You know you’re capable of great work. What gives?
Motivation burns hot at some points during a career, and runs like molasses uphill at others.
When the occasional case of demotivation turns into a real problem of suffering work, weeks of disengagement, and listlessly staring at your to-do list, it’s time to shake things up. Here are a few ideas to get started:
Not everyone loves what they do. It might even be safe to assume that most of us aren’t doing jobs that make us leap out of bed trailing rainbows of purpose. But somehow, we’ve had the “Do what you love” mantra setting such a high bar that a daily grind ends in a grinding stop.
Blinkist cofounder Sebastian Klein sums up the “passion trap”:
People with the passion mindset ask “What do I really want?” which breeds an obsession with whether or not a job is “right” for them. They become minutely aware of everything they dislike about their work and their job satisfaction and happiness plummets.
Should you pursuing a passion that brings an amazing socially conscious businesses into the world? Of course. But settling for nothing less that what you absolutely love is a great way to burn out.
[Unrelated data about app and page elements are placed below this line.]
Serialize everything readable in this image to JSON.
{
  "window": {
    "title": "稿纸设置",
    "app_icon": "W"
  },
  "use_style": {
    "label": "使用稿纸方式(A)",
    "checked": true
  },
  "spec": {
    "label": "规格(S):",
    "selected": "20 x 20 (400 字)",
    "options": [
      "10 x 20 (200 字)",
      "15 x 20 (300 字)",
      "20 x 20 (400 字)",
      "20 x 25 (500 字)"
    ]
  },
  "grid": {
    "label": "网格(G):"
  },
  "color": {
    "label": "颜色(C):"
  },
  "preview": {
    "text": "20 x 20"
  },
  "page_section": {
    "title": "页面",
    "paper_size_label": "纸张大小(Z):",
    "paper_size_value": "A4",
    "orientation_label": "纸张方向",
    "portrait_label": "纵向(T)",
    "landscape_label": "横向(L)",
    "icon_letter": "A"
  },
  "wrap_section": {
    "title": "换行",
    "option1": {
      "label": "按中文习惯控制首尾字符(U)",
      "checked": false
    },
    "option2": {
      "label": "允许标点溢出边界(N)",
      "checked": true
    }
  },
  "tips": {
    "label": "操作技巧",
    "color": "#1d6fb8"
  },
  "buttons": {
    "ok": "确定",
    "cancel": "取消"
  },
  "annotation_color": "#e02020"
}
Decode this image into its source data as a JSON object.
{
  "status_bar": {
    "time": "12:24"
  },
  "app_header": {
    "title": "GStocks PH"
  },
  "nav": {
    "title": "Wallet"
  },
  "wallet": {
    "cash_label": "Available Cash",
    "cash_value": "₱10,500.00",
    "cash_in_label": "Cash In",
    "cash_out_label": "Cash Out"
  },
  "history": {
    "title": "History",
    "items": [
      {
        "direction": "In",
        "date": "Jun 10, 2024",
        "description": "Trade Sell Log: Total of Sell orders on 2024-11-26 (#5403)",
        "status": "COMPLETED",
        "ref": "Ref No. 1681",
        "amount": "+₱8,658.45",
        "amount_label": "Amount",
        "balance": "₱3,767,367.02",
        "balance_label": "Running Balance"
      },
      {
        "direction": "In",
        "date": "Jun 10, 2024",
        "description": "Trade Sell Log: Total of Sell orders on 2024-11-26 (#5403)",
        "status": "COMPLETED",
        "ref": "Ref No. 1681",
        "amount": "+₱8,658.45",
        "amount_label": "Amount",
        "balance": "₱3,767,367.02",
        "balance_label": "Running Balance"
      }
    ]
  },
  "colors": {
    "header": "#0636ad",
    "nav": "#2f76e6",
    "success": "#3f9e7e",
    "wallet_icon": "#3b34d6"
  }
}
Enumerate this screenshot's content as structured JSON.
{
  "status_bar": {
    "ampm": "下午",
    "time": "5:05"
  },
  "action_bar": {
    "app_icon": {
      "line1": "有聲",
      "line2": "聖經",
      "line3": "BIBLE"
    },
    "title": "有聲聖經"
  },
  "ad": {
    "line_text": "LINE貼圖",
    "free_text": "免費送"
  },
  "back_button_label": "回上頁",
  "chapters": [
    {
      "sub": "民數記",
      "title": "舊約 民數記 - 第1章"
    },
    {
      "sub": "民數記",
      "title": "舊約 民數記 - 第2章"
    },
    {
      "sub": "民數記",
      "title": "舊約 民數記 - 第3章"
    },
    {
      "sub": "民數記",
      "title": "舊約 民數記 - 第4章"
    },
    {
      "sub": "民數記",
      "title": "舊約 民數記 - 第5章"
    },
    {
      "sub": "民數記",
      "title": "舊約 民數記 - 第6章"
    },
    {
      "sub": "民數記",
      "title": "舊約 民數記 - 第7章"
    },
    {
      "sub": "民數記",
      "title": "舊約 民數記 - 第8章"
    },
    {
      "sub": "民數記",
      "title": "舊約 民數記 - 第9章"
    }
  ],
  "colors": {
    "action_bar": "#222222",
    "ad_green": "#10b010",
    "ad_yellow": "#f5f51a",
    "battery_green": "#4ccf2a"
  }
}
Looking around at all of your peers doing it better, faster, and more special-snowflake-awesome than you is discouraging. If you’ve forgotten what sets you apart, it’s time to reevaluate. Leadership coach Lolly Daskal suggests asking yourself these questions:
- What talents do I have?
- What do people come to me for advice about?
- What are my strong points?
If those are too tough to answer, reach out to a friend or mentor who can remind you.
“I wish I could skip to Friday.” Those words that ring true for most of us, at some point. If you’re wishing the days away, just to reach the end of the project from hell, get some perspective. Psychologist Art Markman suggests “mental time travel.” Look back at the past few years and consider what opportunities you regret missing. Don’t dwell there: Fast-forward to years in the future, where you can imagine feeling the same way about whatever decision you’re dragging your feet on today.
Anticipating future angst based on past mistakes is a form of intuition-honing–which, in itself, can spur action. Guilt is a great motivator… but so is the anticipation of feeling accomplished.
Ranting feels good. Yet, we know that venting frustrations actually makes you feel worse in the long run, but in the short term, giving your frustrations a few moments to breathe lets you unburden–whether it’s on a confidant or a piece of paper no one will ever see. Once your reasons for being stuck are laid out in front of you, they might not seem so insurmountable.
Hard, boring parts of the job are, well, part of the job. Or, as writer Gwen Moran puts it:
You may be doing some rote job, but perhaps it gives you a few hours away from the phone so you can think. Perhaps you have to have a difficult conversation, but once it’s done, you will have taken a step toward solving a problem.
You can turn this around on yourself, too. Accepting that you suck at some things, and excel in others, means accepting that a motivation-lull is part of the process.